The Steam giant explains the process of building its debut hardware.
By Andrew Goldfarb
Valve isn’t getting into the hardware business lightly. While some consider the Steam giant’s sudden interest in physical boxes to be out of left field, the company has actually been researching the hardware space for nearly two years, making strategic hires and preparing itself for longer than most consumers realize. With its own OS in the works and the recent news that Steam has 65 million accounts, the house that Gabe Newell built is set to make a big splash when it enters the hardware race sometime next year.
Google’s Niantic Labs has been experimenting with an augmented-reality, mobile-only game for nearly a year. And now the experience, Ingress, is about to formally launch on Dec. 14.
Augmented-reality games overlay a fictional virtual environment atop the real world, and Ingress is a step into a future where augmented reality is common and playable across wearable computing devices like Google Glass. Ingress links to real-world meetup events that are then reflected back in the game’s fiction.
Try not to roll your eyes when Ben Unsworth trots out the buzzword ‘gamification.’ He means it in a much more literal way than most anyone else.
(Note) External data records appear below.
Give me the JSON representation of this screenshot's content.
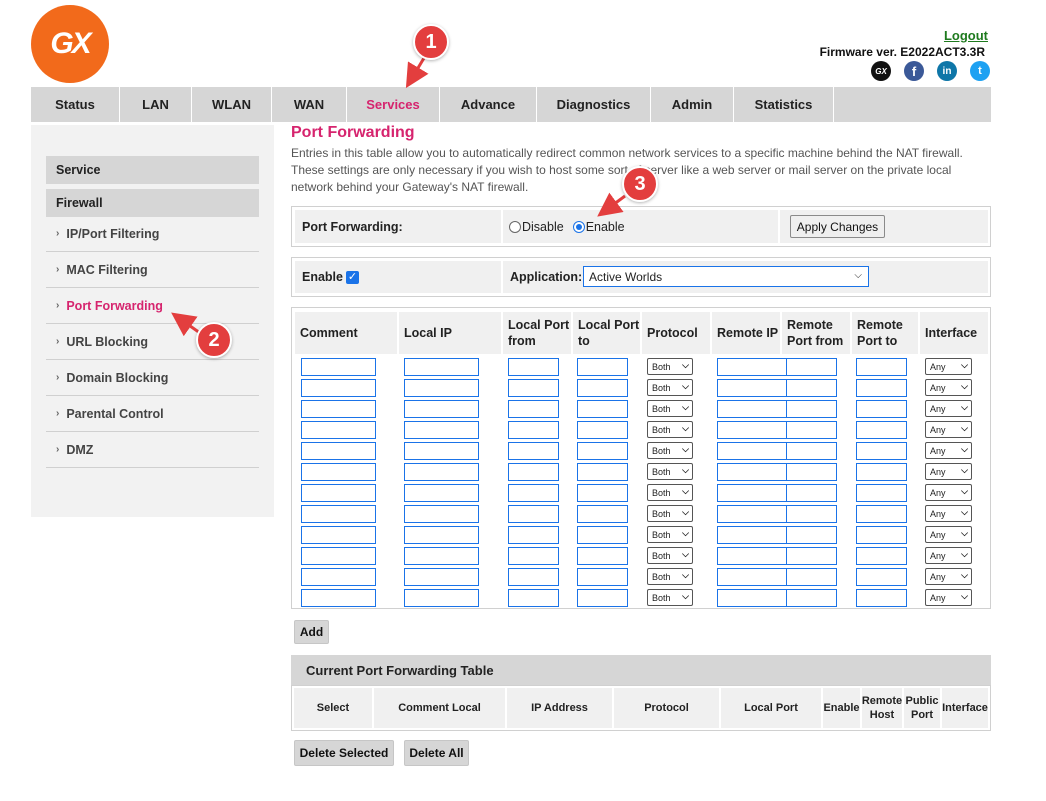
{
  "brand": {
    "logo_text": "GX",
    "accent_color": "#d6246e",
    "logo_color": "#f26a1b"
  },
  "header": {
    "logout": "Logout",
    "firmware": "Firmware ver. E2022ACT3.3R",
    "social_icons": [
      "gx-icon",
      "facebook-icon",
      "linkedin-icon",
      "twitter-icon"
    ]
  },
  "nav": {
    "tabs": [
      "Status",
      "LAN",
      "WLAN",
      "WAN",
      "Services",
      "Advance",
      "Diagnostics",
      "Admin",
      "Statistics"
    ],
    "active": "Services"
  },
  "sidebar": {
    "sections": [
      "Service",
      "Firewall"
    ],
    "items": [
      "IP/Port Filtering",
      "MAC Filtering",
      "Port Forwarding",
      "URL Blocking",
      "Domain Blocking",
      "Parental Control",
      "DMZ"
    ],
    "active": "Port Forwarding"
  },
  "page": {
    "title": "Port Forwarding",
    "description": "Entries in this table allow you to automatically redirect common network services to a specific machine behind the NAT firewall. These settings are only necessary if you wish to host some sort of server like a web server or mail server on the private local network behind your Gateway's NAT firewall."
  },
  "port_forwarding": {
    "label": "Port Forwarding:",
    "disable": "Disable",
    "enable": "Enable",
    "selected": "Enable",
    "apply": "Apply Changes"
  },
  "app_row": {
    "enable_label": "Enable",
    "enable_checked": true,
    "application_label": "Application:",
    "application_value": "Active Worlds"
  },
  "entry_table": {
    "headers": [
      "Comment",
      "Local IP",
      "Local Port from",
      "Local Port to",
      "Protocol",
      "Remote IP",
      "Remote Port from",
      "Remote Port to",
      "Interface"
    ],
    "row_count": 12,
    "protocol_value": "Both",
    "interface_value": "Any"
  },
  "add_button": "Add",
  "current_table": {
    "title": "Current Port Forwarding Table",
    "headers": [
      "Select",
      "Comment Local",
      "IP Address",
      "Protocol",
      "Local Port",
      "Enable",
      "Remote Host",
      "Public Port",
      "Interface"
    ]
  },
  "actions": {
    "delete_selected": "Delete Selected",
    "delete_all": "Delete All"
  },
  "annotations": [
    "1",
    "2",
    "3"
  ]
}
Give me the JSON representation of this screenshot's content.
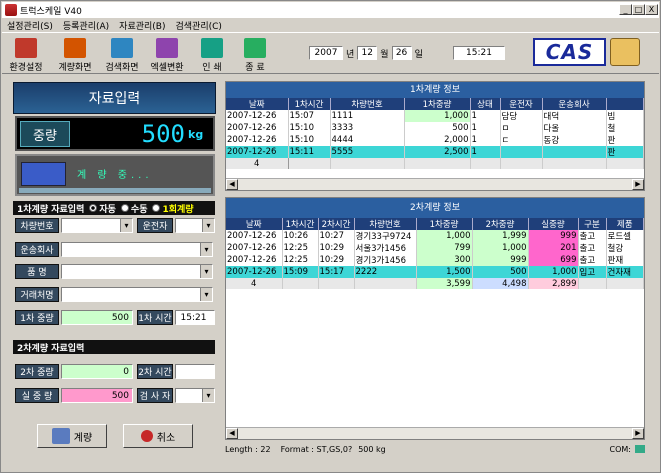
{
  "window": {
    "title": "트럭스케일 V40",
    "controls": [
      "_",
      "□",
      "X"
    ]
  },
  "menu": [
    "설정관리(S)",
    "등록관리(A)",
    "자료관리(B)",
    "검색관리(C)"
  ],
  "toolbar": {
    "buttons": [
      {
        "label": "환경설정",
        "icon": "settings-icon",
        "color": "#c0392b"
      },
      {
        "label": "계량화면",
        "icon": "truck-icon",
        "color": "#d35400"
      },
      {
        "label": "검색화면",
        "icon": "search-icon",
        "color": "#2e86c1"
      },
      {
        "label": "엑셀변환",
        "icon": "excel-icon",
        "color": "#8e44ad"
      },
      {
        "label": "인    쇄",
        "icon": "printer-icon",
        "color": "#16a085"
      },
      {
        "label": "종    료",
        "icon": "exit-icon",
        "color": "#27ae60"
      }
    ],
    "date": {
      "year": "2007",
      "y_unit": "년",
      "month": "12",
      "m_unit": "월",
      "day": "26",
      "d_unit": "일"
    },
    "time": "15:21",
    "brand": "CAS"
  },
  "left": {
    "header": "자료입력",
    "weight_label": "중량",
    "weight_value": "500",
    "weight_unit": "kg",
    "status": "계 량 중...",
    "first": {
      "title": "1차계량 자료입력",
      "modes": [
        "자동",
        "수동",
        "1회계량"
      ],
      "fields": {
        "vehicle": "차량번호",
        "driver": "운전자",
        "company": "운송회사",
        "item": "품    명",
        "client": "거래처명",
        "weight1_label": "1차 중량",
        "weight1": "500",
        "time1_label": "1차 시간",
        "time1": "15:21"
      }
    },
    "second": {
      "title": "2차계량 자료입력",
      "weight2_label": "2차 중량",
      "weight2": "0",
      "time2_label": "2차 시간",
      "time2": "",
      "net_label": "실 중 량",
      "net": "500",
      "inspector_label": "검 사 자",
      "inspector": ""
    },
    "btn_weigh": "계량",
    "btn_cancel": "취소"
  },
  "panel1": {
    "title": "1차계량 정보",
    "columns": [
      "날짜",
      "1차시간",
      "차량번호",
      "1차중량",
      "상태",
      "운전자",
      "운송회사",
      ""
    ],
    "rows": [
      [
        "2007-12-26",
        "15:07",
        "1111",
        "1,000",
        "1",
        "담당",
        "대덕",
        "빔"
      ],
      [
        "2007-12-26",
        "15:10",
        "3333",
        "500",
        "1",
        "ㅁ",
        "다올",
        "철"
      ],
      [
        "2007-12-26",
        "15:10",
        "4444",
        "2,000",
        "1",
        "ㄷ",
        "동강",
        "판"
      ],
      [
        "2007-12-26",
        "15:11",
        "5555",
        "2,500",
        "1",
        "",
        "",
        "판"
      ]
    ],
    "count": "4"
  },
  "panel2": {
    "title": "2차계량 정보",
    "columns": [
      "날짜",
      "1차시간",
      "2차시간",
      "차량번호",
      "1차중량",
      "2차중량",
      "실중량",
      "구분",
      "제품"
    ],
    "rows": [
      [
        "2007-12-26",
        "10:26",
        "10:27",
        "경기33구9724",
        "1,000",
        "1,999",
        "999",
        "출고",
        "로드셀"
      ],
      [
        "2007-12-26",
        "12:25",
        "10:29",
        "서울3가1456",
        "799",
        "1,000",
        "201",
        "출고",
        "철강"
      ],
      [
        "2007-12-26",
        "12:25",
        "10:29",
        "경기3가1456",
        "300",
        "999",
        "699",
        "출고",
        "판재"
      ],
      [
        "2007-12-26",
        "15:09",
        "15:17",
        "2222",
        "1,500",
        "500",
        "1,000",
        "입고",
        "건자재"
      ]
    ],
    "totals": [
      "4",
      "",
      "",
      "",
      "3,599",
      "4,498",
      "2,899",
      "",
      ""
    ]
  },
  "status": {
    "length": "Length : 22",
    "format": "Format : ST,GS,0?",
    "weight": "500 kg",
    "com": "COM:"
  }
}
Developers have typically use the term to refer to slapping some reward badges on, say, a fitness app. But for Mr. Unsworth and Globacore, his Toronto-based interactive shop, gamification looks more like taking a classic side-scrolling game from the 80s, and – like TRON, without Jeff Bridges – sucking players in and depositing them in a pixilated world, come to life in three dimensions.